I am about to go on a "5 miles or longer" walk. I just checked my BG and it is "close to 100". I will lower my basal setting on my pump by setting a temporary basal of 50% for the next 4 hours. I know this will compensate for my body's extra insulin sensitivity due to the walk. That way, I am less likely to go low during and after my walk. I checked my BG halfway through the walk and I am at 105. That looks good. I checked my BG immediately afterward, it is 110. That is good, I do not need to eat any of those chalky sugar pill to bring my BG up. Yippee, I do not have to ingest another 30 calories from the sugar pill that will add to my total daily food intake and just end up as extra pounds around my belly.

 

Note, the above paragraph is fictional .... :)

Share this post


Link to post
Share on other sites
Uff Da

Just to show how different doctors interpret some of the same issues, I had a talk with my endo about hypos today.  I asked if there was any known consequence of mild hypos and he said no, the issue was with serious hypos.  He wasn't at all concerned about the number of hypos I'd been having.  Of course he was happy that I'd solved the problem to the point that I reduced my hypos to only eight during the month of September with none lower than 52, but he viewed the much larger number I'd had previously as nothing out of the ordinary for a type 1, even though I'd had a few lows even into the 30s over the summer.  My last A1c was 5.9, and he did say he'd probably be more comfortable if it were a little higher, as long as it stayed below 6.5.  He thought my control was stable enough that he thought seeing me every six months would be fine.  So it is definitely a case of a different doctor, a different opinion.

 

By the way, I'm age 73.

Share this post


Link to post
Share on other sites
luckharm

Uff Da,  Thank you so much for your report.  It does make me feel a lot better about my lows.  My endo can have his opinions, but in the end, I have to make the final decision on what is best for me.  I am going hold off on the pump for now.  By the way, I have been super careful and have not had a BS reading below 70 for over 2 weeks now!  Yeah!
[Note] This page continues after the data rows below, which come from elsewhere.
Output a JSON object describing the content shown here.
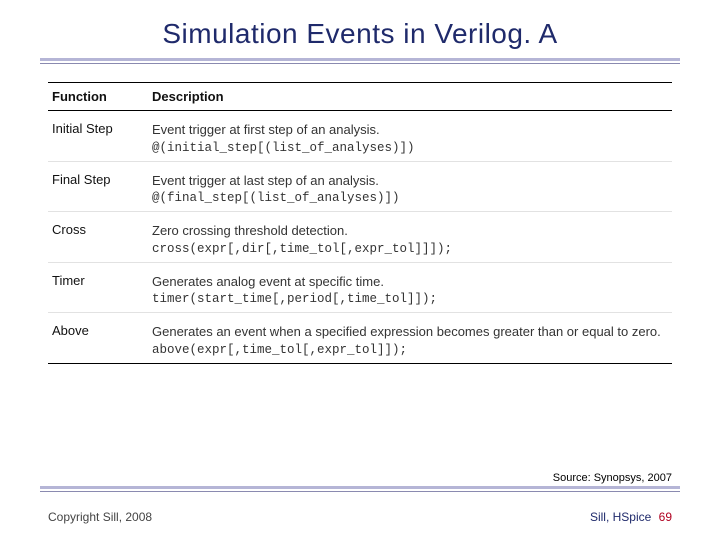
{
  "title": "Simulation Events in Verilog. A",
  "table": {
    "headers": {
      "func": "Function",
      "desc": "Description"
    },
    "rows": [
      {
        "func": "Initial Step",
        "desc": "Event trigger at first step of an analysis.",
        "code": "@(initial_step[(list_of_analyses)])"
      },
      {
        "func": "Final Step",
        "desc": "Event trigger at last step of an analysis.",
        "code": "@(final_step[(list_of_analyses)])"
      },
      {
        "func": "Cross",
        "desc": "Zero crossing threshold detection.",
        "code": "cross(expr[,dir[,time_tol[,expr_tol]]]);"
      },
      {
        "func": "Timer",
        "desc": "Generates analog event at specific time.",
        "code": "timer(start_time[,period[,time_tol]]);"
      },
      {
        "func": "Above",
        "desc": "Generates an event when a specified expression becomes greater than or equal to zero.",
        "code": "above(expr[,time_tol[,expr_tol]]);"
      }
    ]
  },
  "source": "Source: Synopsys, 2007",
  "footer": {
    "left": "Copyright Sill, 2008",
    "right_label": "Sill, HSpice",
    "page": "69"
  }
}
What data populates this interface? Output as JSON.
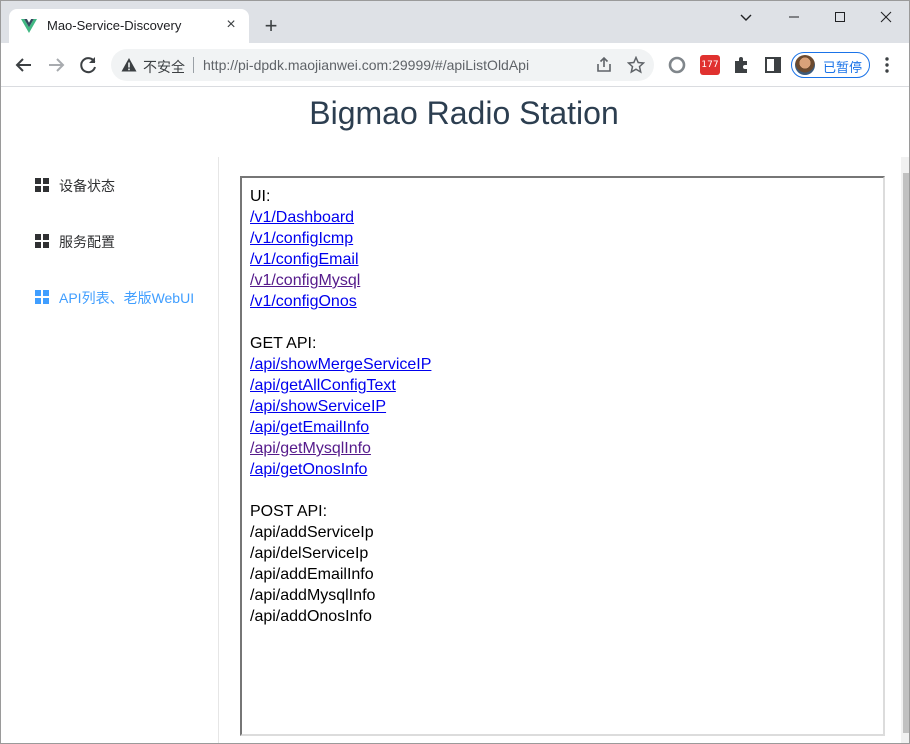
{
  "browser": {
    "tab_title": "Mao-Service-Discovery",
    "insecure_label": "不安全",
    "url": "http://pi-dpdk.maojianwei.com:29999/#/apiListOldApi",
    "extension_badge": "177",
    "profile_label": "已暂停"
  },
  "page": {
    "title": "Bigmao Radio Station"
  },
  "sidebar": {
    "items": [
      {
        "label": "设备状态",
        "active": false
      },
      {
        "label": "服务配置",
        "active": false
      },
      {
        "label": "API列表、老版WebUI",
        "active": true
      }
    ]
  },
  "content": {
    "ui_heading": "UI:",
    "ui_links": [
      {
        "text": "/v1/Dashboard",
        "visited": false
      },
      {
        "text": "/v1/configIcmp",
        "visited": false
      },
      {
        "text": "/v1/configEmail",
        "visited": false
      },
      {
        "text": "/v1/configMysql",
        "visited": true
      },
      {
        "text": "/v1/configOnos",
        "visited": false
      }
    ],
    "get_heading": "GET API:",
    "get_links": [
      {
        "text": "/api/showMergeServiceIP",
        "visited": false
      },
      {
        "text": "/api/getAllConfigText",
        "visited": false
      },
      {
        "text": "/api/showServiceIP",
        "visited": false
      },
      {
        "text": "/api/getEmailInfo",
        "visited": false
      },
      {
        "text": "/api/getMysqlInfo",
        "visited": true
      },
      {
        "text": "/api/getOnosInfo",
        "visited": false
      }
    ],
    "post_heading": "POST API:",
    "post_items": [
      "/api/addServiceIp",
      "/api/delServiceIp",
      "/api/addEmailInfo",
      "/api/addMysqlInfo",
      "/api/addOnosInfo"
    ]
  }
}
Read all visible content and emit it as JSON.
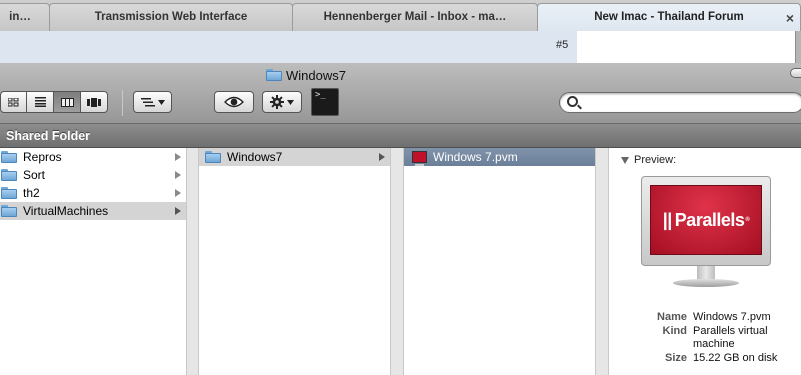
{
  "browser": {
    "tabs": [
      {
        "label": "in…",
        "active": false
      },
      {
        "label": "Transmission Web Interface",
        "active": false
      },
      {
        "label": "Hennenberger Mail - Inbox - ma…",
        "active": false
      },
      {
        "label": "New Imac - Thailand Forum",
        "active": true
      }
    ],
    "close_glyph": "×",
    "page_badge": "#5"
  },
  "finder": {
    "window_title": "Windows7",
    "view_buttons": [
      "icon-view",
      "list-view",
      "column-view",
      "coverflow-view"
    ],
    "active_view": "column-view",
    "search": {
      "value": "",
      "placeholder": ""
    },
    "sidebar_section": "Shared Folder",
    "columns": [
      {
        "items": [
          {
            "label": "Repros",
            "has_children": true,
            "selected": false
          },
          {
            "label": "Sort",
            "has_children": true,
            "selected": false
          },
          {
            "label": "th2",
            "has_children": true,
            "selected": false
          },
          {
            "label": "VirtualMachines",
            "has_children": true,
            "selected": true
          }
        ]
      },
      {
        "items": [
          {
            "label": "Windows7",
            "has_children": true,
            "selected": true
          }
        ]
      },
      {
        "items": [
          {
            "label": "Windows 7.pvm",
            "has_children": false,
            "selected": true
          }
        ]
      }
    ],
    "preview": {
      "heading": "Preview:",
      "logo_text": "Parallels",
      "logo_mark": "||",
      "logo_trademark": "®",
      "info": [
        {
          "key": "Name",
          "value": "Windows 7.pvm"
        },
        {
          "key": "Kind",
          "value": "Parallels virtual machine"
        },
        {
          "key": "Size",
          "value": "15.22 GB on disk"
        }
      ]
    }
  },
  "colors": {
    "selection_blue": "#6b7f99",
    "selection_gray": "#d4d4d4",
    "folder_blue": "#6fa6d6",
    "parallels_red": "#c0102a"
  }
}
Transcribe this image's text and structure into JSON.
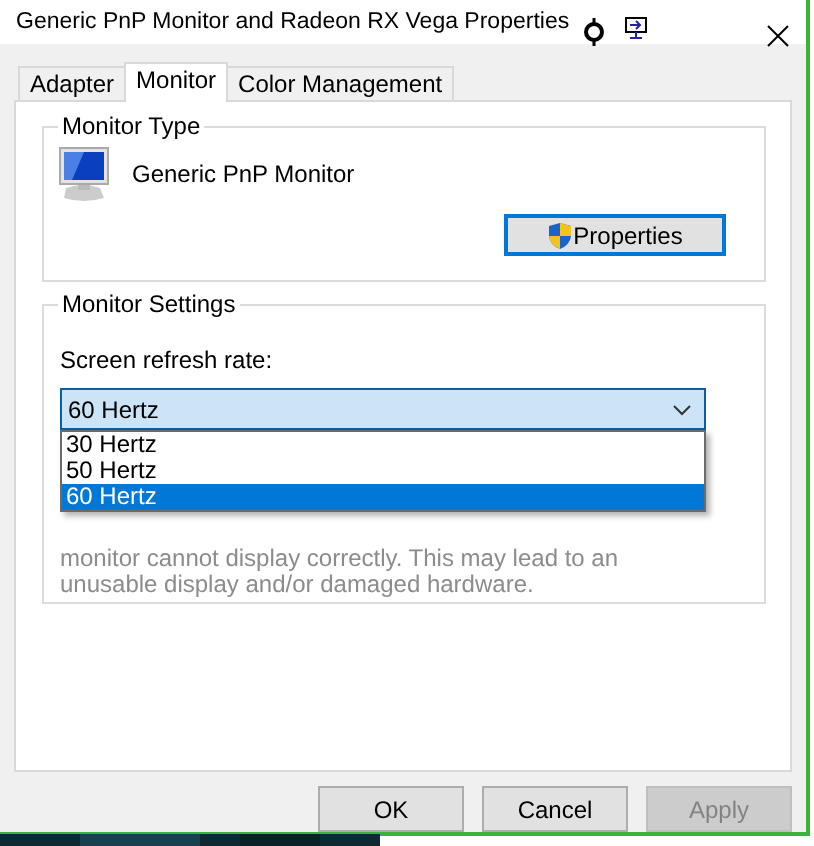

Share this post


Link to post
Share on other sites

×

Important Information

By using this site, you agree to our Terms of Use.